_Entries from a dataset of interfaces:_
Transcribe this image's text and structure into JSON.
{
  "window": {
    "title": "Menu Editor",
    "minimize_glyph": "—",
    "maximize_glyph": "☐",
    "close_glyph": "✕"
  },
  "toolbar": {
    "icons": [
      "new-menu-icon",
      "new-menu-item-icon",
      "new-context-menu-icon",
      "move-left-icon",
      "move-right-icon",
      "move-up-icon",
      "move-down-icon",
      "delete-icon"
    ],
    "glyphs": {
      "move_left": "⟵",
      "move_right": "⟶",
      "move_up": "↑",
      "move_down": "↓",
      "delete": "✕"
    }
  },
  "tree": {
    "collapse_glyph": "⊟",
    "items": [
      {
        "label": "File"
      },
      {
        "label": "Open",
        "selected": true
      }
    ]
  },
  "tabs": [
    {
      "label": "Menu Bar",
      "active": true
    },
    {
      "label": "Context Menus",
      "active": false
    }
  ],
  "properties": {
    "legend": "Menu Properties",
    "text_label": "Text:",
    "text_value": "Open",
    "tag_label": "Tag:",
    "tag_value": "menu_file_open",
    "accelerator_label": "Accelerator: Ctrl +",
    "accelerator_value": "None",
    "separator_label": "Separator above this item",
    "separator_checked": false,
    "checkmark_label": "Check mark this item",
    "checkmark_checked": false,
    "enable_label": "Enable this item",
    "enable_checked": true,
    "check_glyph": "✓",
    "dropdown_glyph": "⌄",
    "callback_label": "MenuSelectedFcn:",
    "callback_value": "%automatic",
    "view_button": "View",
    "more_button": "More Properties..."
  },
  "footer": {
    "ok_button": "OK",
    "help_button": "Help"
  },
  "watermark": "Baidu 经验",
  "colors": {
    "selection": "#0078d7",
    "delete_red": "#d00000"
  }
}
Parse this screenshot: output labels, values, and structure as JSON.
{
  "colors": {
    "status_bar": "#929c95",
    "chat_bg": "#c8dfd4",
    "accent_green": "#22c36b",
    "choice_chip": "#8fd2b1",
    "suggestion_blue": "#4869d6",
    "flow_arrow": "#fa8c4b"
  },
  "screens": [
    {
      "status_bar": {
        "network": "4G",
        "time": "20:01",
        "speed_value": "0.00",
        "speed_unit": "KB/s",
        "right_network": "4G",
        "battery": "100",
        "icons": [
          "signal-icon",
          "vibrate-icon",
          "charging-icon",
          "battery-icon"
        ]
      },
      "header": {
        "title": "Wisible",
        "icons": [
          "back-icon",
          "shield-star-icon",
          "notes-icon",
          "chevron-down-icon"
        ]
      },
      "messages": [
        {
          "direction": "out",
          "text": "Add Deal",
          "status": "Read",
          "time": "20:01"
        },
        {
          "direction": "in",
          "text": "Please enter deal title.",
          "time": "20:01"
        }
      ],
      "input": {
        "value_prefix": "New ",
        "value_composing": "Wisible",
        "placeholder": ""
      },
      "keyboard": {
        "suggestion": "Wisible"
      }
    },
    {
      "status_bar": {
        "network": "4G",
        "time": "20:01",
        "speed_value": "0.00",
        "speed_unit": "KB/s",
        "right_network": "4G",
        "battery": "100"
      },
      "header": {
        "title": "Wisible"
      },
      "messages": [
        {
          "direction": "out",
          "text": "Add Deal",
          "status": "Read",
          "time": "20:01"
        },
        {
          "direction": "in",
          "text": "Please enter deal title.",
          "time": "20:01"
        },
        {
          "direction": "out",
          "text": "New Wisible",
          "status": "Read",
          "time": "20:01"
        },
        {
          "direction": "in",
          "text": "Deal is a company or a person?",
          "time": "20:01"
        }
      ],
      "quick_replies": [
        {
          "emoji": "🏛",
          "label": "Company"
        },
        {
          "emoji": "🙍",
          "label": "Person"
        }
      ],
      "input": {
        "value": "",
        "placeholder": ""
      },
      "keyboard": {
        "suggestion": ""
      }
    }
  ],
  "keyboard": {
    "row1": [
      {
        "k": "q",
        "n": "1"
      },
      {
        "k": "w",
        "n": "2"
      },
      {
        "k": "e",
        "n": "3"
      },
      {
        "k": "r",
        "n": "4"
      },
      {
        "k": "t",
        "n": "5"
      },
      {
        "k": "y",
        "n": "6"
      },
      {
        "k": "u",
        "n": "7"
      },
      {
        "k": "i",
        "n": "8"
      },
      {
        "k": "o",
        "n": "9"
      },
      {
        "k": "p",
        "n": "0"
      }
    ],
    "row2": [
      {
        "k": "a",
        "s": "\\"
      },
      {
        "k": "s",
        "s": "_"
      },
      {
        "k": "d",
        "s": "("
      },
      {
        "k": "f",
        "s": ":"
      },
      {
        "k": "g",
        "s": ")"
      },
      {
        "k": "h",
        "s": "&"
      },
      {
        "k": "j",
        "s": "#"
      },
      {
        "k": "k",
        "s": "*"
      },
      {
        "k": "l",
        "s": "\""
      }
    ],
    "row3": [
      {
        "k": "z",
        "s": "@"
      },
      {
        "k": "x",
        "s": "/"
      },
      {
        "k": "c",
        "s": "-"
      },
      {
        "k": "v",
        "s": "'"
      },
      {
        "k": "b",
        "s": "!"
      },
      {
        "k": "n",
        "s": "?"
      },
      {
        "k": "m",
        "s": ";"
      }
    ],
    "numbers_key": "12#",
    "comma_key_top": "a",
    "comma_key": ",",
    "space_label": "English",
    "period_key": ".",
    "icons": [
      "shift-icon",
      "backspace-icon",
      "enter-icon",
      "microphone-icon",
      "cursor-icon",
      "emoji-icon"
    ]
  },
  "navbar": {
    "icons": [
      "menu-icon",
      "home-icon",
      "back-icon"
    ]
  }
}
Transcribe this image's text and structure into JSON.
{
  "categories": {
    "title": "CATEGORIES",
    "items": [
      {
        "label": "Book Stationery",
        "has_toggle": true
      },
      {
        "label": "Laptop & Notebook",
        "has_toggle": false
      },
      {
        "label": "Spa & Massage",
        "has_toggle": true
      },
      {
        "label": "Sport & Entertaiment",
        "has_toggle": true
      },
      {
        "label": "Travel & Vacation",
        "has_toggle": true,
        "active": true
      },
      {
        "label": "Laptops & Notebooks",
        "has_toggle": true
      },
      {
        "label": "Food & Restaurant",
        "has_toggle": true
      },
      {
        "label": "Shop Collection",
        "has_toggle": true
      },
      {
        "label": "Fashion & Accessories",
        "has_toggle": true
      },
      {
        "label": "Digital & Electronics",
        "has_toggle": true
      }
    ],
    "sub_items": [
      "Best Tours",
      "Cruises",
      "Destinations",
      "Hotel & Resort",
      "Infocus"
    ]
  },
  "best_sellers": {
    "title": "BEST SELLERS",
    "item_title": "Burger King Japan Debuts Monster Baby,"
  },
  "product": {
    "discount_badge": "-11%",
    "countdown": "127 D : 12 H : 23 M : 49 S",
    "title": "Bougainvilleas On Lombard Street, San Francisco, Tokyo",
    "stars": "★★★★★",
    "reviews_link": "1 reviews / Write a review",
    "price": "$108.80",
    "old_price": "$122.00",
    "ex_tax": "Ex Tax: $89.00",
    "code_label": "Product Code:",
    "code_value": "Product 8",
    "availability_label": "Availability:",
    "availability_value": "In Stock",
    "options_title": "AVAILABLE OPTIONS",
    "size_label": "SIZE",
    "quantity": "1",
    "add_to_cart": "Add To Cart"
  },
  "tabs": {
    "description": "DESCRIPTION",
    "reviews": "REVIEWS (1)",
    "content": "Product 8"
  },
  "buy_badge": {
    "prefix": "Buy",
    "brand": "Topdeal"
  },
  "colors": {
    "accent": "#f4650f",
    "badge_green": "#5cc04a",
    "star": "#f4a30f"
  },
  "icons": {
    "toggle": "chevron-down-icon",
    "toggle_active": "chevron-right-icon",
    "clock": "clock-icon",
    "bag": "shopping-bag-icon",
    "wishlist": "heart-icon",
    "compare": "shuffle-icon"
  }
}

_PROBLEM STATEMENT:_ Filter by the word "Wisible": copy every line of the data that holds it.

_ANSWER BOX:_
        "title": "Wisible",
        "value_composing": "Wisible",
        "suggestion": "Wisible"
        "title": "Wisible"
          "text": "New Wisible",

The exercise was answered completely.